▼
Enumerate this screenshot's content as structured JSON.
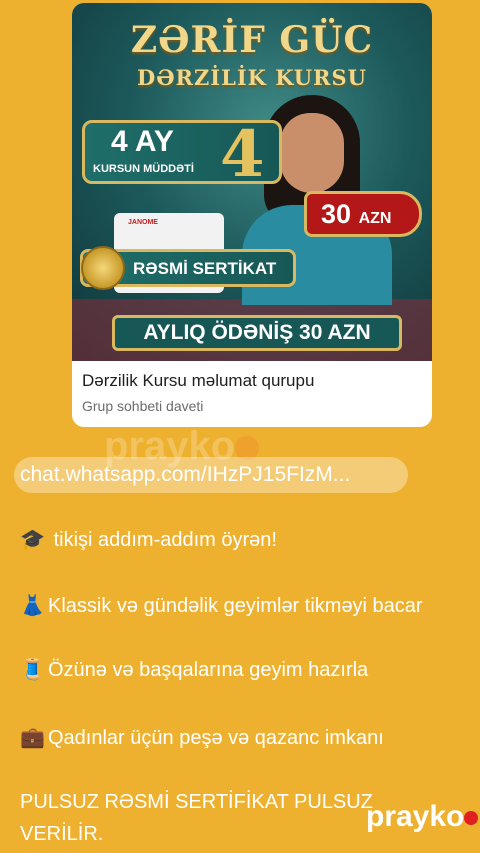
{
  "card": {
    "banner": {
      "title": "ZƏRİF GÜC",
      "subtitle": "DƏRZİLİK KURSU",
      "duration_big": "4 AY",
      "duration_small": "KURSUN MÜDDƏTİ",
      "duration_number": "4",
      "price": "30",
      "price_unit": "AZN",
      "machine_brand": "JANOME",
      "certificate": "RƏSMİ SERTİKAT",
      "monthly_payment": "AYLIQ ÖDƏNİŞ 30 AZN"
    },
    "name": "Dərzilik Kursu məlumat qurupu",
    "description": "Grup sohbeti daveti"
  },
  "link": "chat.whatsapp.com/IHzPJ15FIzM...",
  "watermark": "prayko",
  "lines": [
    {
      "icon": "🎓",
      "text": "tikişi addım-addım öyrən!"
    },
    {
      "icon": "👗",
      "text": "Klassik və gündəlik geyimlər tikməyi bacar"
    },
    {
      "icon": "🧵",
      "text": "Özünə və başqalarına geyim hazırla"
    },
    {
      "icon": "💼",
      "text": "Qadınlar üçün peşə və qazanc imkanı"
    }
  ],
  "footer_text": "PULSUZ RƏSMİ SERTİFİKAT PULSUZ VERİLİR."
}
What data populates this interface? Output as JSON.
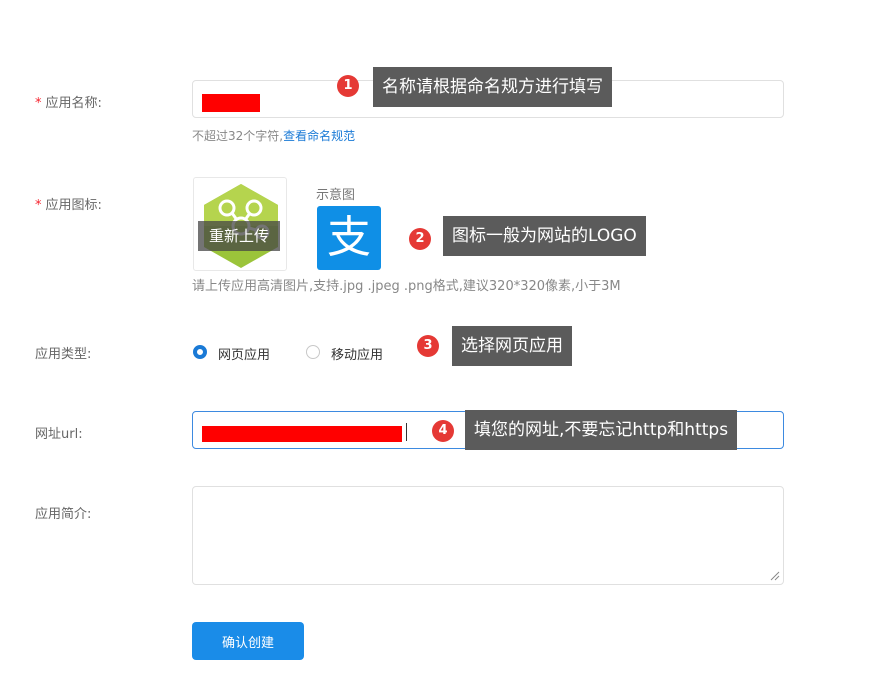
{
  "form": {
    "app_name": {
      "label": "应用名称:",
      "required_mark": "*",
      "hint_prefix": "不超过32个字符,",
      "hint_link": "查看命名规范"
    },
    "app_icon": {
      "label": "应用图标:",
      "required_mark": "*",
      "reupload_label": "重新上传",
      "example_label": "示意图",
      "example_glyph": "支",
      "hint": "请上传应用高清图片,支持.jpg .jpeg .png格式,建议320*320像素,小于3M"
    },
    "app_type": {
      "label": "应用类型:",
      "options": [
        "网页应用",
        "移动应用"
      ],
      "selected": "网页应用"
    },
    "url": {
      "label": "网址url:"
    },
    "intro": {
      "label": "应用简介:"
    },
    "submit_label": "确认创建"
  },
  "callouts": [
    {
      "num": "1",
      "text": "名称请根据命名规方进行填写"
    },
    {
      "num": "2",
      "text": "图标一般为网站的LOGO"
    },
    {
      "num": "3",
      "text": "选择网页应用"
    },
    {
      "num": "4",
      "text": "填您的网址,不要忘记http和https"
    }
  ],
  "colors": {
    "primary": "#1a8ce8",
    "link": "#1a7ad6",
    "required": "#f5222d",
    "callout_bg": "#5b5b5b",
    "badge": "#e53935",
    "redaction": "#ff0000"
  }
}
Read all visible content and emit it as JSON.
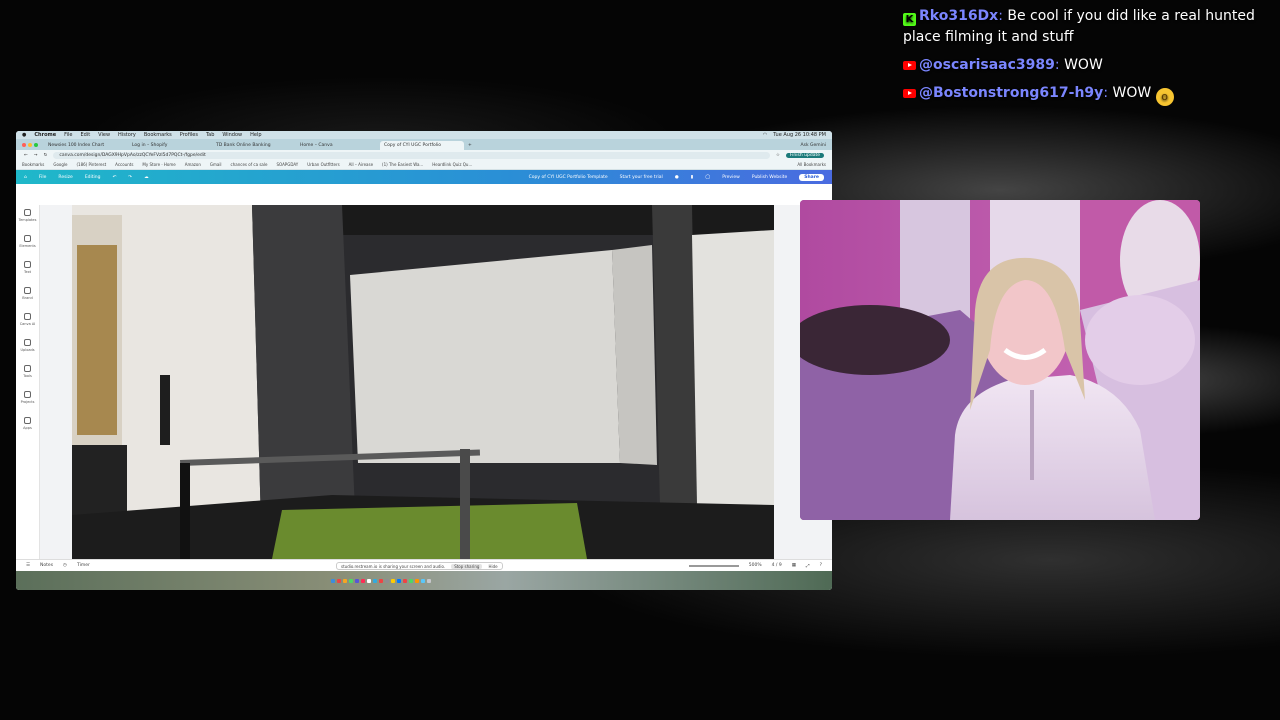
{
  "chat": {
    "messages": [
      {
        "platform": "kick-icon",
        "user": "Rko316Dx",
        "text": "Be cool if you did like a real hunted place filming it and stuff"
      },
      {
        "platform": "youtube-icon",
        "user": "@oscarisaac3989",
        "text": "WOW"
      },
      {
        "platform": "youtube-icon",
        "user": "@Bostonstrong617-h9y",
        "text": "WOW"
      }
    ],
    "colors": {
      "username": "#7b86ff",
      "kick": "#53fc18",
      "youtube": "#ff0000"
    }
  },
  "screen": {
    "mac_menu": {
      "items": [
        "Chrome",
        "File",
        "Edit",
        "View",
        "History",
        "Bookmarks",
        "Profiles",
        "Tab",
        "Window",
        "Help"
      ],
      "clock": "Tue Aug 26 10:48 PM"
    },
    "tabs": [
      "Newsies 100 Index Chart",
      "Log in – Shopify",
      "TD Bank Online Banking",
      "Home – Canva",
      "Copy of CYI UGC Portfolio"
    ],
    "url": "canva.com/design/DAGX9HpVpAo/zzQCYeFVzl5d7PQCt-/fgpe/edit",
    "ask_gemini": "Ask Gemini",
    "finish_update": "Finish update",
    "bookmarks": [
      "Bookmarks",
      "Google",
      "(186) Pinterest",
      "Accounts",
      "My Store · Home",
      "Amazon",
      "Gmail",
      "chances of ca sale",
      "SOAPGDAY",
      "Urban Outfitters",
      "All – Airease",
      "(1) The Easiest Wa...",
      "Heardlink Quiz Qu...",
      "All Bookmarks"
    ],
    "canva": {
      "left": [
        "File",
        "Resize",
        "Editing"
      ],
      "doc_title": "Copy of CYI UGC Portfolio Template",
      "trial": "Start your free trial",
      "preview": "Preview",
      "publish": "Publish Website",
      "share": "Share"
    },
    "sidebar": [
      "Templates",
      "Elements",
      "Text",
      "Brand",
      "Canva AI",
      "Uploads",
      "Tools",
      "Projects",
      "Apps"
    ],
    "status": {
      "notes": "Notes",
      "timer": "Timer",
      "zoom": "500%",
      "pages": "4 / 9"
    },
    "share_notice": {
      "text": "studio.restream.io is sharing your screen and audio.",
      "stop": "Stop sharing",
      "hide": "Hide"
    }
  }
}
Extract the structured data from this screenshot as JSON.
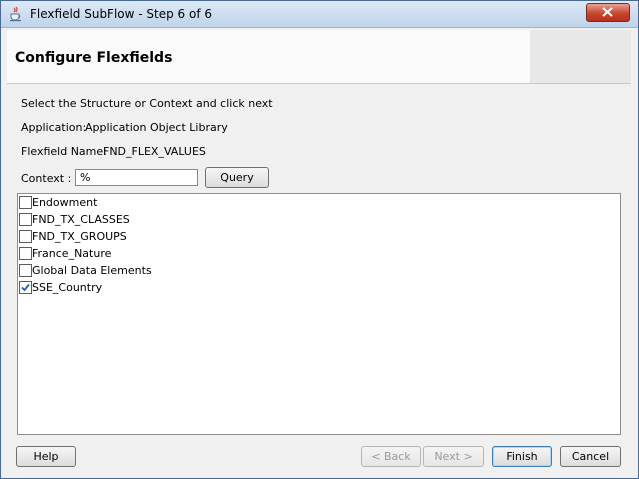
{
  "window": {
    "title": "Flexfield SubFlow - Step 6 of 6"
  },
  "header": {
    "title": "Configure Flexfields"
  },
  "form": {
    "instruction": "Select the Structure or Context and click next",
    "application_label": "Application:",
    "application_value": "Application Object Library",
    "flexfield_label": "Flexfield Name:",
    "flexfield_value": "FND_FLEX_VALUES",
    "context_label": "Context :",
    "context_value": "%",
    "query_label": "Query"
  },
  "list": {
    "items": [
      {
        "label": "Endowment",
        "checked": false
      },
      {
        "label": "FND_TX_CLASSES",
        "checked": false
      },
      {
        "label": "FND_TX_GROUPS",
        "checked": false
      },
      {
        "label": "France_Nature",
        "checked": false
      },
      {
        "label": "Global Data Elements",
        "checked": false
      },
      {
        "label": "SSE_Country",
        "checked": true
      }
    ]
  },
  "footer": {
    "help": "Help",
    "back": "< Back",
    "next": "Next >",
    "finish": "Finish",
    "cancel": "Cancel"
  },
  "colors": {
    "titlebar": "#bfd3ea",
    "close_button": "#c7472f",
    "check_mark": "#2a5ea8"
  }
}
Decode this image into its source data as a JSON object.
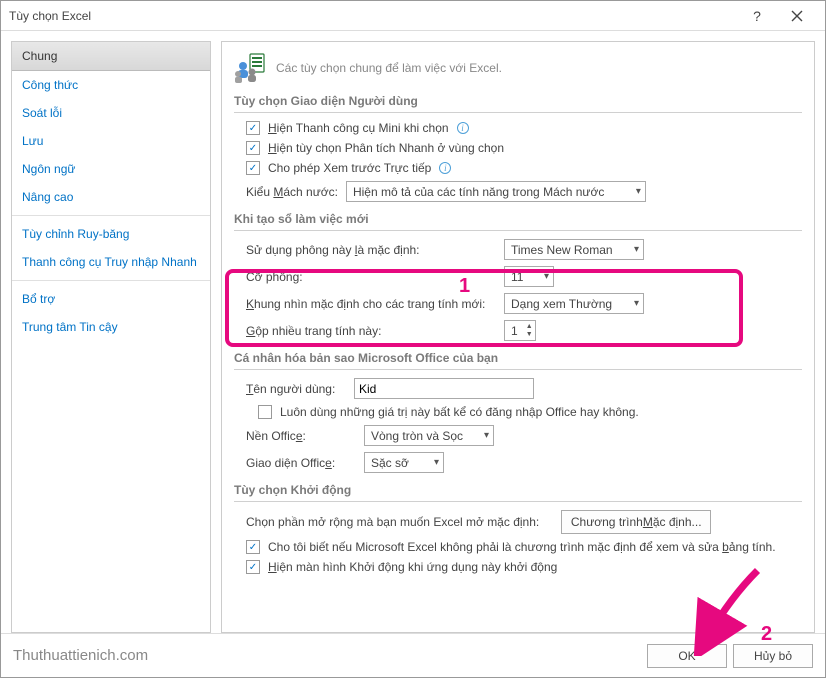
{
  "window": {
    "title": "Tùy chọn Excel"
  },
  "sidebar": {
    "items": [
      {
        "label": "Chung",
        "selected": true
      },
      {
        "label": "Công thức"
      },
      {
        "label": "Soát lỗi"
      },
      {
        "label": "Lưu"
      },
      {
        "label": "Ngôn ngữ"
      },
      {
        "label": "Nâng cao"
      }
    ],
    "items2": [
      {
        "label": "Tùy chỉnh Ruy-băng"
      },
      {
        "label": "Thanh công cụ Truy nhập Nhanh"
      }
    ],
    "items3": [
      {
        "label": "Bổ trợ"
      },
      {
        "label": "Trung tâm Tin cậy"
      }
    ]
  },
  "main": {
    "header": "Các tùy chọn chung để làm việc với Excel.",
    "section_ui": {
      "title": "Tùy chọn Giao diện Người dùng",
      "opt1": "Hiện Thanh công cụ Mini khi chọn",
      "opt2": "Hiện tùy chọn Phân tích Nhanh ở vùng chọn",
      "opt3": "Cho phép Xem trước Trực tiếp",
      "style_label_pre": "Kiểu ",
      "style_label_u": "M",
      "style_label_post": "ách nước:",
      "style_value": "Hiện mô tả của các tính năng trong Mách nước"
    },
    "section_new": {
      "title": "Khi tạo sổ làm việc mới",
      "font_label_pre": "Sử dụng phông này ",
      "font_label_u": "l",
      "font_label_post": "à mặc định:",
      "font_value": "Times New Roman",
      "size_label_pre": "Cỡ phôn",
      "size_label_u": "g",
      "size_label_post": ":",
      "size_value": "11",
      "view_label_pre": "",
      "view_label_u": "K",
      "view_label_post": "hung nhìn mặc định cho các trang tính mới:",
      "view_value": "Dạng xem Thường",
      "sheets_label_pre": "",
      "sheets_label_u": "G",
      "sheets_label_post": "ộp nhiều trang tính này:",
      "sheets_value": "1"
    },
    "section_personal": {
      "title": "Cá nhân hóa bản sao Microsoft Office của bạn",
      "user_label_pre": "",
      "user_label_u": "T",
      "user_label_post": "ên người dùng:",
      "user_value": "Kid",
      "always_label": "Luôn dùng những giá trị này bất kể có đăng nhập Office hay không.",
      "bg_label_pre": "Nền Offic",
      "bg_label_u": "e",
      "bg_label_post": ":",
      "bg_value": "Vòng tròn và Sọc",
      "theme_label_pre": "Giao diện Offic",
      "theme_label_u": "e",
      "theme_label_post": ":",
      "theme_value": "Sặc sỡ"
    },
    "section_startup": {
      "title": "Tùy chọn Khởi động",
      "ext_label": "Chọn phần mở rộng mà bạn muốn Excel mở mặc định:",
      "ext_btn_pre": "Chương trình ",
      "ext_btn_u": "M",
      "ext_btn_post": "ặc định...",
      "notify_label_pre": "Cho tôi biết nếu Microsoft Excel không phải là chương trình mặc định để xem và sửa ",
      "notify_label_u": "b",
      "notify_label_post": "ảng tính.",
      "splash_label_pre": "",
      "splash_label_u": "H",
      "splash_label_post": "iện màn hình Khởi động khi ứng dụng này khởi động"
    }
  },
  "callouts": {
    "one": "1",
    "two": "2"
  },
  "footer": {
    "watermark": "Thuthuattienich.com",
    "ok": "OK",
    "cancel": "Hủy bỏ"
  }
}
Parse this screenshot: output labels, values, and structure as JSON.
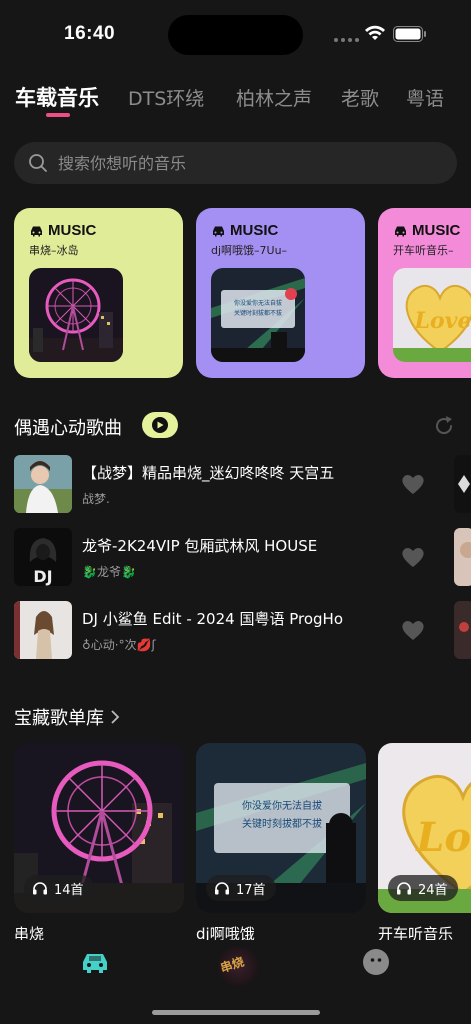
{
  "status_bar": {
    "time": "16:40"
  },
  "tabs": [
    {
      "label": "车载音乐"
    },
    {
      "label": "DTS环绕"
    },
    {
      "label": "柏林之声"
    },
    {
      "label": "老歌"
    },
    {
      "label": "粤语"
    }
  ],
  "search": {
    "placeholder": "搜索你想听的音乐"
  },
  "cards": [
    {
      "brand": "MUSIC",
      "subtitle": "串烧–冰岛",
      "bg": "#e0ec98"
    },
    {
      "brand": "MUSIC",
      "subtitle": "dj啊哦饿–7Uu–",
      "bg": "#a48ff2"
    },
    {
      "brand": "MUSIC",
      "subtitle": "开车听音乐–",
      "bg": "#f38bd9"
    }
  ],
  "section_heartbeat": {
    "title": "偶遇心动歌曲"
  },
  "songs": [
    {
      "name": "【战梦】精品串烧_迷幻咚咚咚 天宫五",
      "artist": "战梦."
    },
    {
      "name": "龙爷-2K24VIP 包厢武林风 HOUSE",
      "artist": "🐉龙爷🐉"
    },
    {
      "name": "DJ 小鲨鱼 Edit - 2024 国粤语 ProgHo",
      "artist": "♁心动·°次💋ʃ"
    }
  ],
  "section_playlists": {
    "title": "宝藏歌单库"
  },
  "playlists": [
    {
      "name": "串烧",
      "count": "14首"
    },
    {
      "name": "dj啊哦饿",
      "count": "17首"
    },
    {
      "name": "开车听音乐",
      "count": "24首"
    }
  ],
  "colors": {
    "accent": "#ee4d86",
    "tabbar_car": "#45d0c8"
  },
  "thumb_texts": {
    "dj_text": "DJ",
    "slogan_1": "你没爱你无法自拔",
    "slogan_2": "关键时刻拔都不拔",
    "love": "Love"
  }
}
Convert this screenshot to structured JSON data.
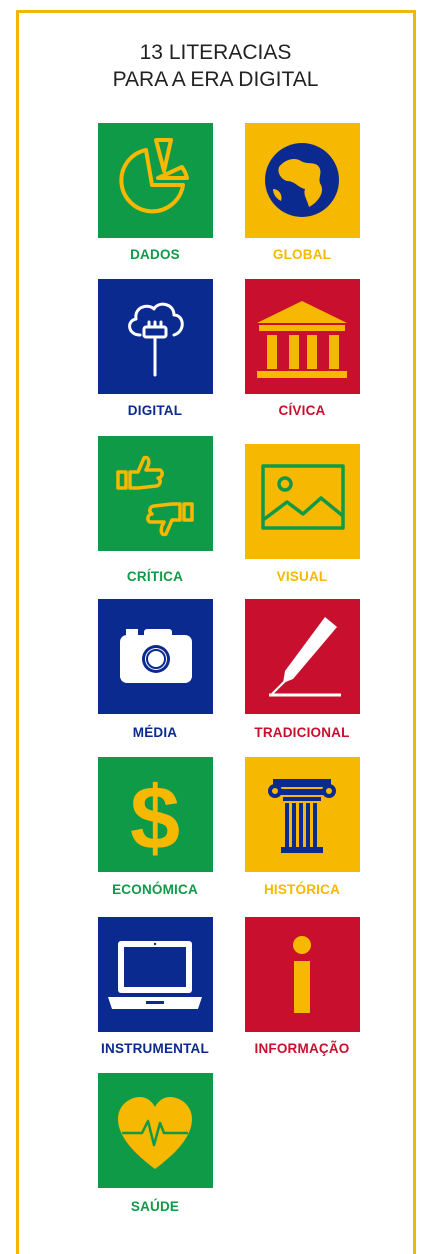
{
  "title": {
    "line1": "13 LITERACIAS",
    "line2": "PARA A ERA DIGITAL"
  },
  "colors": {
    "green": "#0f9a48",
    "yellow": "#f6b800",
    "blue": "#0b2a8f",
    "red": "#c8102e",
    "frame": "#f2b705"
  },
  "literacies": [
    {
      "label": "DADOS",
      "icon": "pie-chart-icon",
      "color": "green"
    },
    {
      "label": "GLOBAL",
      "icon": "globe-icon",
      "color": "yellow"
    },
    {
      "label": "DIGITAL",
      "icon": "cloud-plug-icon",
      "color": "blue"
    },
    {
      "label": "CÍVICA",
      "icon": "government-building-icon",
      "color": "red"
    },
    {
      "label": "CRÍTICA",
      "icon": "thumbs-up-down-icon",
      "color": "green"
    },
    {
      "label": "VISUAL",
      "icon": "image-icon",
      "color": "yellow"
    },
    {
      "label": "MÉDIA",
      "icon": "camera-icon",
      "color": "blue"
    },
    {
      "label": "TRADICIONAL",
      "icon": "pen-icon",
      "color": "red"
    },
    {
      "label": "ECONÓMICA",
      "icon": "dollar-icon",
      "color": "green"
    },
    {
      "label": "HISTÓRICA",
      "icon": "column-icon",
      "color": "yellow"
    },
    {
      "label": "INSTRUMENTAL",
      "icon": "laptop-icon",
      "color": "blue"
    },
    {
      "label": "INFORMAÇÃO",
      "icon": "info-icon",
      "color": "red"
    },
    {
      "label": "SAÚDE",
      "icon": "heart-pulse-icon",
      "color": "green"
    }
  ]
}
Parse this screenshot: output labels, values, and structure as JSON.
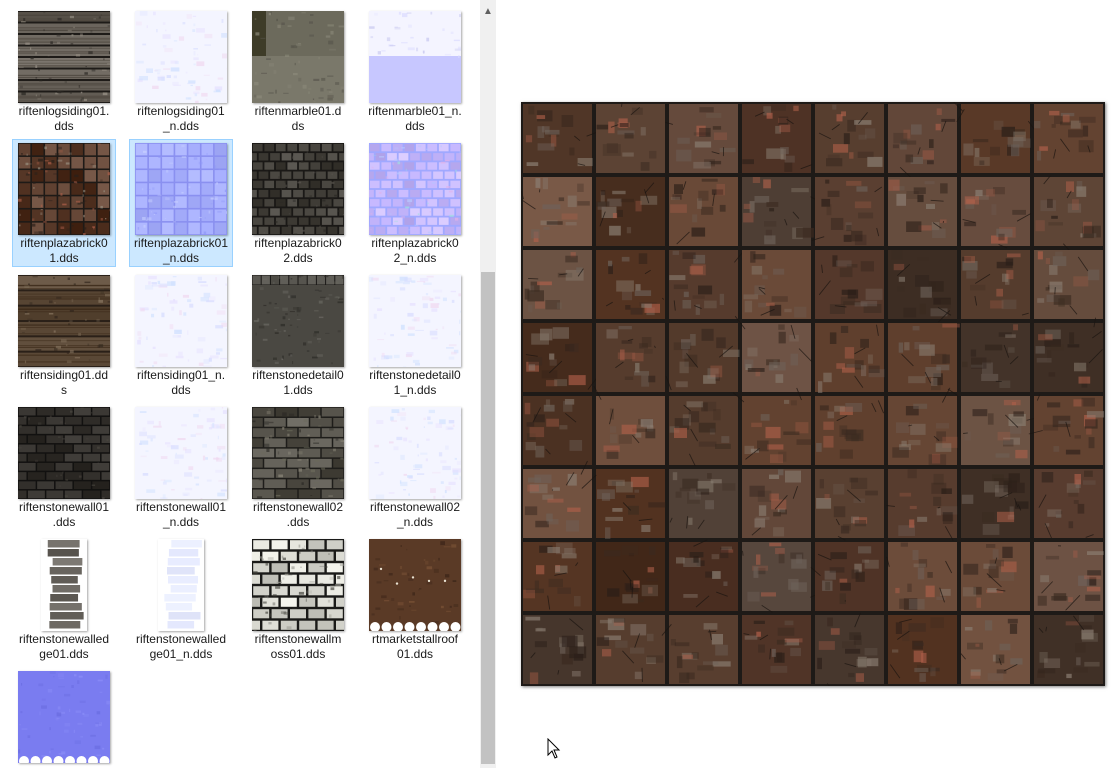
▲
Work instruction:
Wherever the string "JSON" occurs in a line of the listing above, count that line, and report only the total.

Exercise solution:
8